No matter what happens Tuesday, the GOP race for president won't be any clearer. Huckabee, who is polling third in Michigan, expects a strong showing in South Carolina. Former Tennessee Sen. Fred Thompson is also concentrating on South Carolina. Former New York Mayor Rudy Giuliani's strategy is to focus on Florida and the Super Tuesday states.

Campaign coverage drawing TV viewers

CNN says it is beginning a nightly prime-time wrap-up of election news, further evidence that the 2008 presidential campaign is a television hit.

The one-hour show, "CNN Election Center," will be hosted by John Roberts and a rotating collection of other CNN personalities. It will air opposite its rivals' prime-time heavyweights, Bill O'Reilly on Fox News Channel and Keith Olbermann on MSNBC.

The three news networks collectively averaged 8 million viewers for their prime-time coverage of the New Hampshire primary. The same night in 2004 was watched by 3.57 million, according to Nielsen Media Research. CNN earned a rare prime-time victory over Fox News Channel on New Hampshire primary night, by a ratio of 3.3 million viewers to 3.1 million.

It was a similar increase for Iowa caucus coverage, from 3.4 million in 2004 to 6 million this year. Fox beat CNN in Iowa by about the same margin, Nielsen said.

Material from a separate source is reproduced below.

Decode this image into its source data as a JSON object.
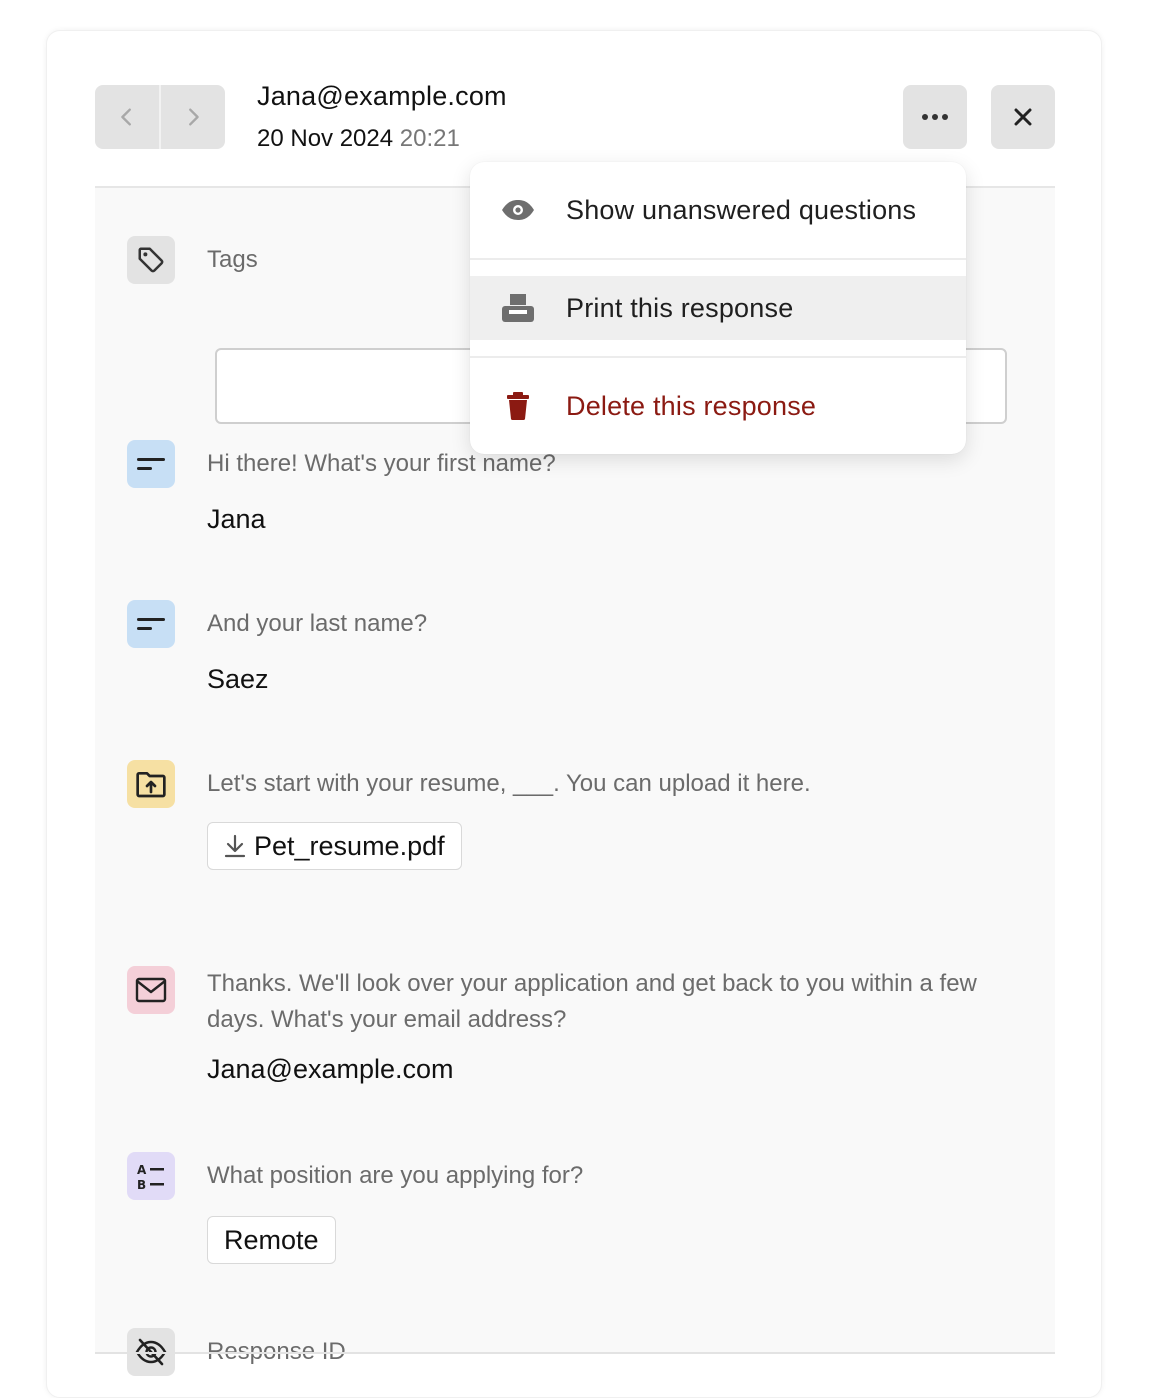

ABC News also drew more than 8 million viewers to its prime-time debates the Saturday before the New Hampshire primary, well above what it typically does that night with entertainment programming.